Arkansas Food Bank
Arkansas Food Bank is not your normal Arkansas Grown and Arkansas Made member. It is a foundation in the fight against hunger. The Arkansas Food Bank assists people in 33 counties across central and southern Arkansas. Of the 280,000 clients it serves, 33% are children under the age of 18.
In 2017, Arkansas Food Bank distributed 26.5 million pounds of food; enough for 60,500 meals a day.
As a part of its summer food insecurity efforts, the Arkansas Food Bank just wrapped up its summer cereal drive where 300 thousand boxes of cereal were donated. All cereal boxes were collected and now volunteers will sort the donated product into cases to provide to pantries.
We had the pleasure of visiting with Brandi Johnston, director of marketing at the Arkansas Food Bank. She shared the excitement of the food bank in wrapping up the cereal drive and expressed the importance of summer programs for children in Arkansas.

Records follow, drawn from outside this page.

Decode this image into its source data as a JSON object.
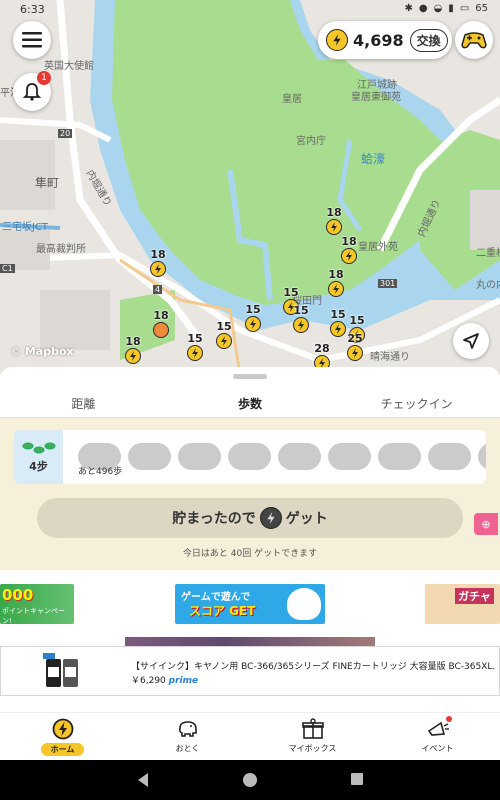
{
  "status_bar": {
    "time": "6:33",
    "battery": "65"
  },
  "map": {
    "attribution": "© Mapbox",
    "labels": [
      {
        "text": "英国大使館",
        "cls": ""
      },
      {
        "text": "皇居",
        "cls": ""
      },
      {
        "text": "江戸城跡",
        "cls": ""
      },
      {
        "text": "皇居東御苑",
        "cls": ""
      },
      {
        "text": "宮内庁",
        "cls": ""
      },
      {
        "text": "蛤濠",
        "cls": "water"
      },
      {
        "text": "隼町",
        "cls": "big"
      },
      {
        "text": "内堀通り",
        "cls": ""
      },
      {
        "text": "三宅坂JCT",
        "cls": "blue"
      },
      {
        "text": "最高裁判所",
        "cls": ""
      },
      {
        "text": "皇居外苑",
        "cls": ""
      },
      {
        "text": "内堀通り",
        "cls": ""
      },
      {
        "text": "二重橋",
        "cls": ""
      },
      {
        "text": "丸の内",
        "cls": ""
      },
      {
        "text": "桜田門",
        "cls": ""
      },
      {
        "text": "晴海通り",
        "cls": ""
      },
      {
        "text": "平河",
        "cls": ""
      },
      {
        "text": "20",
        "cls": ""
      },
      {
        "text": "4",
        "cls": ""
      },
      {
        "text": "301",
        "cls": ""
      },
      {
        "text": "C1",
        "cls": ""
      }
    ],
    "markers": [
      "18",
      "18",
      "18",
      "18",
      "15",
      "15",
      "15",
      "15",
      "15",
      "15",
      "18",
      "18",
      "15",
      "28",
      "25",
      "18",
      "15"
    ]
  },
  "header": {
    "coin_count": "4,698",
    "exchange_label": "交換",
    "notification_count": "1"
  },
  "tabs": [
    {
      "label": "距離",
      "active": false
    },
    {
      "label": "歩数",
      "active": true
    },
    {
      "label": "チェックイン",
      "active": false
    }
  ],
  "steps": {
    "start_label": "4步",
    "remaining": "あと496歩",
    "get_button_before": "貯まったので",
    "get_button_after": "ゲット",
    "note": "今日はあと 40回 ゲットできます"
  },
  "banners": {
    "b1_main": "000",
    "b1_sub": "ポイントキャンペーン!",
    "b2_line1": "ゲームで遊んで",
    "b2_line2": "スコア GET",
    "b3_main": "ガチャ"
  },
  "ad": {
    "title": "【サイインク】キヤノン用 BC-366/365シリーズ FINEカートリッジ 大容量版 BC-365XL...",
    "price": "￥6,290",
    "prime": "prime"
  },
  "bottom_nav": [
    {
      "label": "ホーム",
      "icon": "lightning-coin-icon",
      "active": true
    },
    {
      "label": "おとく",
      "icon": "piggy-bank-icon",
      "active": false
    },
    {
      "label": "マイボックス",
      "icon": "gift-box-icon",
      "active": false
    },
    {
      "label": "イベント",
      "icon": "megaphone-icon",
      "active": false
    }
  ],
  "colors": {
    "accent": "#f6c629",
    "panel": "#f6efd9",
    "park": "#a8dc8e",
    "water": "#a9d6ee"
  }
}
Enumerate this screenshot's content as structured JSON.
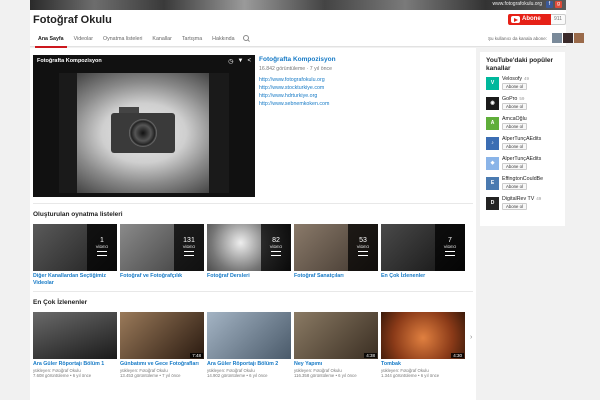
{
  "banner": {
    "url": "www.fotografokulu.org"
  },
  "channel": {
    "title": "Fotoğraf Okulu",
    "subscribe_label": "Abone ol",
    "subscriber_count": "911"
  },
  "tabs": [
    {
      "label": "Ana Sayfa"
    },
    {
      "label": "Videolar"
    },
    {
      "label": "Oynatma listeleri"
    },
    {
      "label": "Kanallar"
    },
    {
      "label": "Tartışma"
    },
    {
      "label": "Hakkında"
    }
  ],
  "also_subscribed_label": "Şu kullanıcı da kanala abone:",
  "featured": {
    "player_title": "Fotoğrafta Kompozisyon",
    "title": "Fotoğrafta Kompozisyon",
    "meta": "16.842 görüntüleme · 7 yıl önce",
    "links": [
      "http://www.fotografokulu.org",
      "http://www.stockturkiye.com",
      "http://www.hdrturkiye.org",
      "http://www.sebnemkoken.com"
    ]
  },
  "playlists_section": {
    "title": "Oluşturulan oynatma listeleri",
    "video_word": "VİDEO",
    "items": [
      {
        "title": "Diğer Kanallardan Seçtiğimiz Videolar",
        "count": "1",
        "bg": "#3a3a3a"
      },
      {
        "title": "Fotoğraf ve Fotoğrafçılık",
        "count": "131",
        "bg": "#6b6b6b"
      },
      {
        "title": "Fotoğraf Dersleri",
        "count": "82",
        "bg": "#9a9a9a"
      },
      {
        "title": "Fotoğraf Sanatçıları",
        "count": "53",
        "bg": "#7d6a5a"
      },
      {
        "title": "En Çok İzlenenler",
        "count": "7",
        "bg": "#2e2e2e"
      }
    ]
  },
  "popular_section": {
    "title": "En Çok İzlenenler",
    "items": [
      {
        "title": "Ara Güler Röportajı Bölüm 1",
        "uploader": "yükleyen: Fotoğraf Okulu",
        "stats": "7.608 görüntüleme • 6 yıl önce",
        "duration": "",
        "bg": "#2a2a2a"
      },
      {
        "title": "Günbatımı ve Gece Fotoğrafları",
        "uploader": "yükleyen: Fotoğraf Okulu",
        "stats": "13.453 görüntüleme • 7 yıl önce",
        "duration": "7:48",
        "bg": "#5a4030"
      },
      {
        "title": "Ara Güler Röportajı Bölüm 2",
        "uploader": "yükleyen: Fotoğraf Okulu",
        "stats": "14.902 görüntüleme • 6 yıl önce",
        "duration": "",
        "bg": "#6d7b8c"
      },
      {
        "title": "Ney Yapımı",
        "uploader": "yükleyen: Fotoğraf Okulu",
        "stats": "116.358 görüntüleme • 6 yıl önce",
        "duration": "4:38",
        "bg": "#6a5a48"
      },
      {
        "title": "Tombak",
        "uploader": "yükleyen: Fotoğraf Okulu",
        "stats": "1.344 görüntüleme • 6 yıl önce",
        "duration": "4:30",
        "bg": "#a8502a"
      }
    ]
  },
  "sidebar": {
    "title": "YouTube'daki popüler kanallar",
    "subscribe_label": "Abone ol",
    "channels": [
      {
        "name": "Velosofy",
        "count": "49",
        "color": "#00b89c",
        "glyph": "V"
      },
      {
        "name": "GoPro",
        "count": "59",
        "color": "#1a1a1a",
        "glyph": "◉"
      },
      {
        "name": "AmcaOğlu",
        "count": "",
        "color": "#5fae3a",
        "glyph": "A"
      },
      {
        "name": "AlperTunçAEdits",
        "count": "",
        "color": "#3b6db3",
        "glyph": "♪"
      },
      {
        "name": "AlperTunçAEdits",
        "count": "",
        "color": "#8ab4e8",
        "glyph": "◆"
      },
      {
        "name": "EffingtonCouldBe",
        "count": "",
        "color": "#4a7ab0",
        "glyph": "E"
      },
      {
        "name": "DigitalRev TV",
        "count": "49",
        "color": "#222222",
        "glyph": "D"
      }
    ]
  }
}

“Summer is our busiest months because kids aren’t in school so we have to find ways to get to them,” Brandi said.
Arkansas Food Bank serves Arkansans in three major areas of food poverty. Food for families is the primary focus of its mission. The Arkansas Food Bank has over 300 partners across the state in pantries, soup kitchens and other entities that provide nutritious food for families.
“You never want a child to lose weight, especially when they are growing,” Brandi said.

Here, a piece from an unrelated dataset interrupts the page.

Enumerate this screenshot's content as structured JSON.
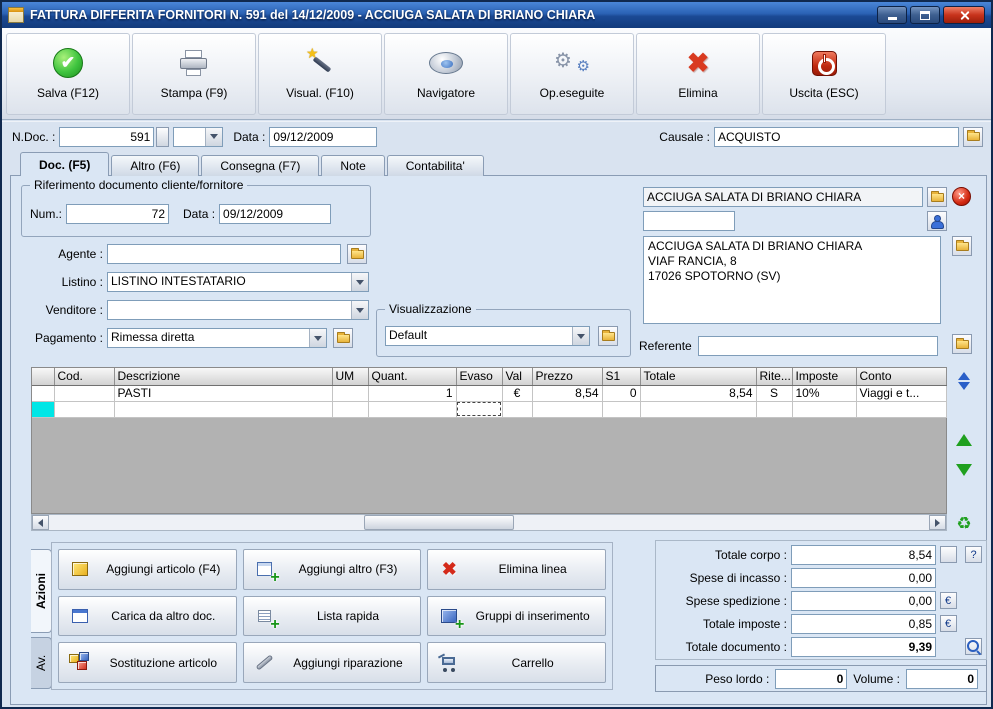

For those children whose families are not reached by the Food for Families effort, there is a focus on Food for Kids. Arkansas is 3rd in the nation for child hunger. The Arkansas Food Bank organizes programs such as the backpack for kids program, summer feedings, after school programs and school pantries.
“Arkansas is the only state in the whole nation that could be agriculturally self-sufficient. Why are we #2 in hunger?” Brandi said.
She has such a great point. Arkansas’s number one industry is agriculture. We have any food item from row crop, to specialty crop, to livestock and poultry. Why would we be struggling to feed our people?
The ultimate issue is while the economy is improving, people are still having trouble affording food. Even though unemployment is at a very low level in Arkansas, these are low-level jobs and people are still struggling. Food insecurity, also known as the meal gap, is defined as limited or uncertain access to an adequate amount of healthy food due to economic or social conditions.
So what can you do to help the Arkansas Food Bank feed more people, supply more food and make a bigger difference in our state?
Arkansas Food Bank will be hosting “30 ways in 30 days” in September in lieu of Volunteer Hunger Action Month. You can visit their website at https://arkansasfoodbank.org/ or their Facebook page “Arkansas Food Bank” to find more information on how you can volunteer.
Arkansas Food Bank also works directly with Farmers to source food. If you are an Arkansas Grown producer and want to help donate food to fight hunger in your state, please reach out to Brandi Johnston at firstname.lastname@example.org for more information.